Aim of the task ->
Where the data below has the string "done", return the whole line.

Entries shown ->
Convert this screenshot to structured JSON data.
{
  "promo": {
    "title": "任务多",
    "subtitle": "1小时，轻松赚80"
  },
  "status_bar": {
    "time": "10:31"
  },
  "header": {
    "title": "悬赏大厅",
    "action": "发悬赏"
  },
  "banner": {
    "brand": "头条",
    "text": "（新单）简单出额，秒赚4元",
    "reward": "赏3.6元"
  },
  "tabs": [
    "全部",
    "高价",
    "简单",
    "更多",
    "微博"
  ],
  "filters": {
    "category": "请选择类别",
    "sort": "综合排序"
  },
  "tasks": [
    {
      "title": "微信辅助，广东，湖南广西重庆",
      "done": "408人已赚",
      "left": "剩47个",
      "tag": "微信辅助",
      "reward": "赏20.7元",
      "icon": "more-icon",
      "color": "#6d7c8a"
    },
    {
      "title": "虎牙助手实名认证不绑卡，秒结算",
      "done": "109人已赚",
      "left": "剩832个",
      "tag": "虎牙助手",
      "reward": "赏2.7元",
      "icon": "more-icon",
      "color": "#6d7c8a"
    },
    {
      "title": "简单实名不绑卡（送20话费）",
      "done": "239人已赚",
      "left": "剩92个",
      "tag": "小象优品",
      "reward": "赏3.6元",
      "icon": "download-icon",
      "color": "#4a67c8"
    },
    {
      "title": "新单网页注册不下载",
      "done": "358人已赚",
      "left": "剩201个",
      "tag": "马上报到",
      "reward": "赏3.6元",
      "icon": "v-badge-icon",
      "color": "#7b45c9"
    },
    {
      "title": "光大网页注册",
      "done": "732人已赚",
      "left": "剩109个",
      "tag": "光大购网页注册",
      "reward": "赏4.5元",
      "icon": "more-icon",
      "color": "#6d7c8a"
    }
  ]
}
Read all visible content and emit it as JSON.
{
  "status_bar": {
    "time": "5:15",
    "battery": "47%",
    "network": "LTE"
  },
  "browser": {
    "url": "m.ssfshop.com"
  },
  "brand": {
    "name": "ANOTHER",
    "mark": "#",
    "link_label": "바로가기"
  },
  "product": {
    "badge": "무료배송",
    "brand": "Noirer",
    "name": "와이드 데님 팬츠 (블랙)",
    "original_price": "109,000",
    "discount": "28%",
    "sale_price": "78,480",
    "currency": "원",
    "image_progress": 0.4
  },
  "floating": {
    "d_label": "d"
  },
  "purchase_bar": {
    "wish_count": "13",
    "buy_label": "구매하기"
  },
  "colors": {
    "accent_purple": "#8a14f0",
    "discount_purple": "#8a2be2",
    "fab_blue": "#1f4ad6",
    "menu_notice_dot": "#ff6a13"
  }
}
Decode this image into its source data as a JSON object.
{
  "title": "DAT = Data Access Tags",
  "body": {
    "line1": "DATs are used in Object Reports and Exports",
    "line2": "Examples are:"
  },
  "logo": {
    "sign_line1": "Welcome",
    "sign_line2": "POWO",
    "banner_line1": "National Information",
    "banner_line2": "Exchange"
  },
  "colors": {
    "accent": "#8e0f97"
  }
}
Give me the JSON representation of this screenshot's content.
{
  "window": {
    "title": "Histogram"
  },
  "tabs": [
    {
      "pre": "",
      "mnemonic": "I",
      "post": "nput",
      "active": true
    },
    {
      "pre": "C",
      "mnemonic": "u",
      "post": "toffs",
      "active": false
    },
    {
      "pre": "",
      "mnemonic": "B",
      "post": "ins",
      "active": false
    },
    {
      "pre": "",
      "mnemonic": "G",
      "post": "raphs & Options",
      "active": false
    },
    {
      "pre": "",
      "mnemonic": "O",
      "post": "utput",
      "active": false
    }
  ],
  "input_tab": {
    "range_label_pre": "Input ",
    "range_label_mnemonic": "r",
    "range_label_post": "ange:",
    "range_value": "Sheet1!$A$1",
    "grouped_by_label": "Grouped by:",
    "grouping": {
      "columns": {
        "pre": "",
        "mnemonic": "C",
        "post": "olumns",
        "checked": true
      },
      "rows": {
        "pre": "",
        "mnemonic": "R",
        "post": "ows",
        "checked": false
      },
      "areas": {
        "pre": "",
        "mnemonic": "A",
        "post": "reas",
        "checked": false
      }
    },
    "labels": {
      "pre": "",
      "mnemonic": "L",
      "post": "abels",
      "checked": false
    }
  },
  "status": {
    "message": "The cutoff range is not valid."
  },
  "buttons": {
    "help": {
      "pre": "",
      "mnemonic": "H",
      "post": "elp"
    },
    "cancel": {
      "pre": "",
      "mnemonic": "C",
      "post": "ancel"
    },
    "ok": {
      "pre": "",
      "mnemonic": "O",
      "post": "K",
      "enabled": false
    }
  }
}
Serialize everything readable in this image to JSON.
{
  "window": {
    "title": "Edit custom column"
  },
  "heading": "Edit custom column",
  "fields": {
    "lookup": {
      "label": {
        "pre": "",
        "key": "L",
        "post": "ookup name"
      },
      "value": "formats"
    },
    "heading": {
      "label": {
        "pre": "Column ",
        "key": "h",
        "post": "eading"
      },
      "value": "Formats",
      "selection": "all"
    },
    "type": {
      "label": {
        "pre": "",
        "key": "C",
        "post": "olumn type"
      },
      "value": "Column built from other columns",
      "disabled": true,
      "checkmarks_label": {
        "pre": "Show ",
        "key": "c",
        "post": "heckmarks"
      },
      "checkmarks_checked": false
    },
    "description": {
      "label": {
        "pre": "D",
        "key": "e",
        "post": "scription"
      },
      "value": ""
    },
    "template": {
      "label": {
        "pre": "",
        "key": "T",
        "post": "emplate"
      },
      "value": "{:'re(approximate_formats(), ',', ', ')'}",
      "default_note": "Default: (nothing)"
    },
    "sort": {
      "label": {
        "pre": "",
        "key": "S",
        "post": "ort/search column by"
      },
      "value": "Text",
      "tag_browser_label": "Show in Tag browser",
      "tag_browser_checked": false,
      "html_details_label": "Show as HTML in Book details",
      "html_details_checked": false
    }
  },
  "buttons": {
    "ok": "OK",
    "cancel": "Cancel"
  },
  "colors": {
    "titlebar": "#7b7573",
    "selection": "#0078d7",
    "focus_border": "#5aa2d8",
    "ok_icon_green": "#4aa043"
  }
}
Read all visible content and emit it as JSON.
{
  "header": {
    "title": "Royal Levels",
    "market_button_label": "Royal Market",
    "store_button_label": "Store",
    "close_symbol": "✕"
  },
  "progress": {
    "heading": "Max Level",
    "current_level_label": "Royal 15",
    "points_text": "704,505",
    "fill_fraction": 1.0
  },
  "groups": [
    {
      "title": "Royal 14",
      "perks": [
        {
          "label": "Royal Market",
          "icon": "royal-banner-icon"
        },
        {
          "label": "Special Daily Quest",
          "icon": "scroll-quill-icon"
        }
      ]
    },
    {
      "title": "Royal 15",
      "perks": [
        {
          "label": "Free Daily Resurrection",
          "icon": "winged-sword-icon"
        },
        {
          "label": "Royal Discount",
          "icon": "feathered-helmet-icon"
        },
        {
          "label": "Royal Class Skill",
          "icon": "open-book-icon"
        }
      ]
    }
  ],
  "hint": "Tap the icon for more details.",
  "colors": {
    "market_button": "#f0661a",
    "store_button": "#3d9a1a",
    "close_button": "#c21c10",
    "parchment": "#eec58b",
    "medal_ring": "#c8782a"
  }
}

Task response ->
      "done": "408人已赚",
      "done": "109人已赚",
      "done": "239人已赚",
      "done": "358人已赚",
      "done": "732人已赚",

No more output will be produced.